There can be no doubt that the lawyers and officials involved in this military exercise will do their best to be fair and will wrestle with questions about the admissibility of torture and hearsay evidence. But the crowning irony comes from America's obsession with the death penalty. These defendants want nothing more than to be killed mid-jihad, by Americans, because, in their perverted belief system, this provides their fast track to Paradise. What they dread most is having to spend the rest of their lives on a prison farm in upstate New York. The ultimate absurdity of "Camp Justice" is that, at serious cost to America's reputation, that country is in the process of giving its worst enemies exactly what they want.

Geoffrey Robertson QC is a former UN appeal judge and the author of 'Crimes Against Humanity'

React Now

Latest stories from i100
Have you tried new the Independent Digital Edition apps?
iJobs Job Widget
iJobs General

Recruitment Genius: European Sales Director - Aerospace Cable & Wire

£100000 - £125000 per annum: Recruitment Genius: As a top tier supplier to the...

Recruitment Genius: Digital Project Manager

£17100 - £22900 per annum: Recruitment Genius: One of the North West's leading...

Recruitment Genius: IT Support Technician

£20000 - £22000 per annum: Recruitment Genius: This is an intermediate help de...

Recruitment Genius: CNC Turner

£20000 - £35000 per annum: Recruitment Genius: This long established manufactu...

Day In a Page

Read Next
 

Caitlyn Jenner's first shoot is a victory - but is this really best version of femininity we can aspire to?

Sirena Bergman
The sun balances next to St Albans Church in Earsdon, North Tyneside.  

The world’s nations have one last chance to slow climate change

Michael McCarthy
On your feet! Spending at least two hours a day standing reduces the risk of heart attacks, cancer and diabetes, according to new research

On your feet!

Spending half the day standing 'reduces risk of heart attacks and cancer'
Liverpool close in on Milner signing

Liverpool close in on Milner signing

Reds baulk at Christian Benteke £32.5m release clause
With scores of surgeries closing, what hope is there for the David Cameron's promise of 5,000 more GPs and a 24/7 NHS?

The big NHS question

Why are there so few new GPs when so many want to study medicine?
Big knickers are back: Thongs ain't what they used to be

Thongs ain't what they used to be

Big knickers are back
Thurston Moore interview

Thurston Moore interview

On living in London, Sonic Youth and musical memoirs
In full bloom

In full bloom

Floral print womenswear
From leading man to Elephant Man, Bradley Cooper is terrific

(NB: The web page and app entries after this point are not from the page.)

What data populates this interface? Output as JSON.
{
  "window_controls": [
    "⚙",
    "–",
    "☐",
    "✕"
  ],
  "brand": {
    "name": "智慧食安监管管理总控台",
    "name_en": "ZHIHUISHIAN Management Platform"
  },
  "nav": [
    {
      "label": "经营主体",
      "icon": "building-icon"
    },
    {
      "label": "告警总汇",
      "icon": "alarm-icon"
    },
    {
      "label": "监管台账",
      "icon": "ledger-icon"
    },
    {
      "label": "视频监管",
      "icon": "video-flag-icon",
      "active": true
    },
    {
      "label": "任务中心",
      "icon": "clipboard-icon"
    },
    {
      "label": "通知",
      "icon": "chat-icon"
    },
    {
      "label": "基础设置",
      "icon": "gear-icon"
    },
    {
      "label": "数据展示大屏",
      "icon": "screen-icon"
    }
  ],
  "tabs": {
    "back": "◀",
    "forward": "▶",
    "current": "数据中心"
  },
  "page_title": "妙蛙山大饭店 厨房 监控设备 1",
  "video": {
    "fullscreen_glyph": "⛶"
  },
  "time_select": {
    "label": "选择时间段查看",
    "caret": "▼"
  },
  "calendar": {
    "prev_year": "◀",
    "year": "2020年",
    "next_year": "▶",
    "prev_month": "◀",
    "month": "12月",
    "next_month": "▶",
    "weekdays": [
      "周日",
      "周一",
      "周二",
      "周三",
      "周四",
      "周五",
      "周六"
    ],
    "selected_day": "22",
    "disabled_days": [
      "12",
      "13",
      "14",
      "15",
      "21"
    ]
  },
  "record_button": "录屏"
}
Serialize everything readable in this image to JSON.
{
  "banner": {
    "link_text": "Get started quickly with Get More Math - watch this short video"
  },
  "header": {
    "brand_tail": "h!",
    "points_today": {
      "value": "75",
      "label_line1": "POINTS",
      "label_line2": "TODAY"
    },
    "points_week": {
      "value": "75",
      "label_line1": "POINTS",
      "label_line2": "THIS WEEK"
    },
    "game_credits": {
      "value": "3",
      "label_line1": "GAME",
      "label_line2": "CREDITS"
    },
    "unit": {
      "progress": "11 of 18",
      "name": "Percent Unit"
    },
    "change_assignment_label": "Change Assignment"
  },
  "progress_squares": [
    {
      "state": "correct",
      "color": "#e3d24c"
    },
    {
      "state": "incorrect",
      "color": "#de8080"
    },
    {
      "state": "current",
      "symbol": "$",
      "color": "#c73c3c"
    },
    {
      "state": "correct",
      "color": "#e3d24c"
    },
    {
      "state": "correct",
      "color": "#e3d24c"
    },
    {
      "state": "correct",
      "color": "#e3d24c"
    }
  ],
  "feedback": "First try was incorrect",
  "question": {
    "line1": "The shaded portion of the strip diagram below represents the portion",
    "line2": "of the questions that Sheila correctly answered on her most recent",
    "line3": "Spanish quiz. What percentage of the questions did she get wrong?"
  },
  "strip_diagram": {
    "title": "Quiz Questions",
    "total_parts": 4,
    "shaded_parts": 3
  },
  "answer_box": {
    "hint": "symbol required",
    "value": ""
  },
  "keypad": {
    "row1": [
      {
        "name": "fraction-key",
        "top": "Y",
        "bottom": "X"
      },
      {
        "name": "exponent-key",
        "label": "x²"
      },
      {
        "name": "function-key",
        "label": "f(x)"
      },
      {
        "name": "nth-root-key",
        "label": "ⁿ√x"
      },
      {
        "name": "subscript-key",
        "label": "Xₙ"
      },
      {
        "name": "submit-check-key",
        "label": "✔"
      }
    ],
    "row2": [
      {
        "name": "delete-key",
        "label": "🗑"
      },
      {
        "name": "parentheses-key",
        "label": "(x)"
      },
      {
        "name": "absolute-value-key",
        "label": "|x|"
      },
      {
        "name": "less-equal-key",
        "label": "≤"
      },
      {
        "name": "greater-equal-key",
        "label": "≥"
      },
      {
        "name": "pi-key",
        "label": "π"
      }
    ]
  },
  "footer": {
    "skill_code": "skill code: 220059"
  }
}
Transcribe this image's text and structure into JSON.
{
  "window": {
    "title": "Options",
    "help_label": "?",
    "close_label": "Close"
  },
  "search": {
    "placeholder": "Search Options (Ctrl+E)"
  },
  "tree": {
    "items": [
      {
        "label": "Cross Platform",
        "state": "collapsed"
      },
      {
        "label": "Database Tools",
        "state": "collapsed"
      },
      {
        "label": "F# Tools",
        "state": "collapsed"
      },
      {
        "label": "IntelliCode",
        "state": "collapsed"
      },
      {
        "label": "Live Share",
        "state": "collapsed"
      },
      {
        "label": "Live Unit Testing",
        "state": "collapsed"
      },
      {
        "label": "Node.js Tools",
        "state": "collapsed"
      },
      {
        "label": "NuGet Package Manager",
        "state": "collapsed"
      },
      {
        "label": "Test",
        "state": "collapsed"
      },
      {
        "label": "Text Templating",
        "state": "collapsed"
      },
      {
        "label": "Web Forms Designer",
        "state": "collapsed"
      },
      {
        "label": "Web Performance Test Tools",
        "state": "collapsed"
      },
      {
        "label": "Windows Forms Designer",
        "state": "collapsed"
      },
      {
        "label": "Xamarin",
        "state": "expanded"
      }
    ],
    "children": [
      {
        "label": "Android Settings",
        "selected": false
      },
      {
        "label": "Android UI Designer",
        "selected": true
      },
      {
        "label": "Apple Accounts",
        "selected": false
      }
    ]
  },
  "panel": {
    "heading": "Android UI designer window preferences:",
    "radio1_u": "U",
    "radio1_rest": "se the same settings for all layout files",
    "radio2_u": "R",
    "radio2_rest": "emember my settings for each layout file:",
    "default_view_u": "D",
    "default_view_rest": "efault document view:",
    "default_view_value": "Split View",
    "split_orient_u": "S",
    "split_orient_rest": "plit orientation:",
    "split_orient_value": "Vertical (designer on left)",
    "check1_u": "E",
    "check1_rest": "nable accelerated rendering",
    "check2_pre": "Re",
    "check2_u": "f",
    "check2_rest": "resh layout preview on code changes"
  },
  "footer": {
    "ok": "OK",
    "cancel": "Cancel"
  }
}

From leading man to Elephant Man

Bradley Cooper is terrific
In this the person to restore our trust in the banks?

In this the person to restore our trust in the banks?

Dame Colette Bowe - interview
When do the creative juices dry up?

When do the creative juices dry up?

David Lodge thinks he knows
The 'Cher moment' happening across fashion just now

Fashion's Cher moment

Ageing beauty will always be more classy than all that booty
Thousands of teenage girls enduring debilitating illnesses after routine school cancer vaccination

Health fears over school cancer jab

Shock new Freedom of Information figures show how thousands of girls have suffered serious symptoms after routine HPV injection
Fifa President Sepp Blatter warns his opponents: 'I forgive everyone, but I don't forget'

'I forgive everyone, but I don't forget'

Fifa president Sepp Blatter issues defiant warning to opponents
Extreme summer temperatures will soon cause deaths of up to 1,700 more Britons a year, says government report

Weather warning

Extreme summer temperatures will soon cause deaths of up to 1,700 more Britons a year, says government report
LSD: Speaking to volunteer users of the drug as trials get underway to see if it cures depression and addiction

High hopes for LSD

Meet the volunteer users helping to see if it cures depression and addiction
German soldier who died fighting for UK in Battle of Waterloo should be removed from museum display and given dignified funeral, say historians

Saving Private Brandt

A Belgian museum's display of the skeleton of a soldier killed at Waterloo prompts calls for him to be given a dignified funeral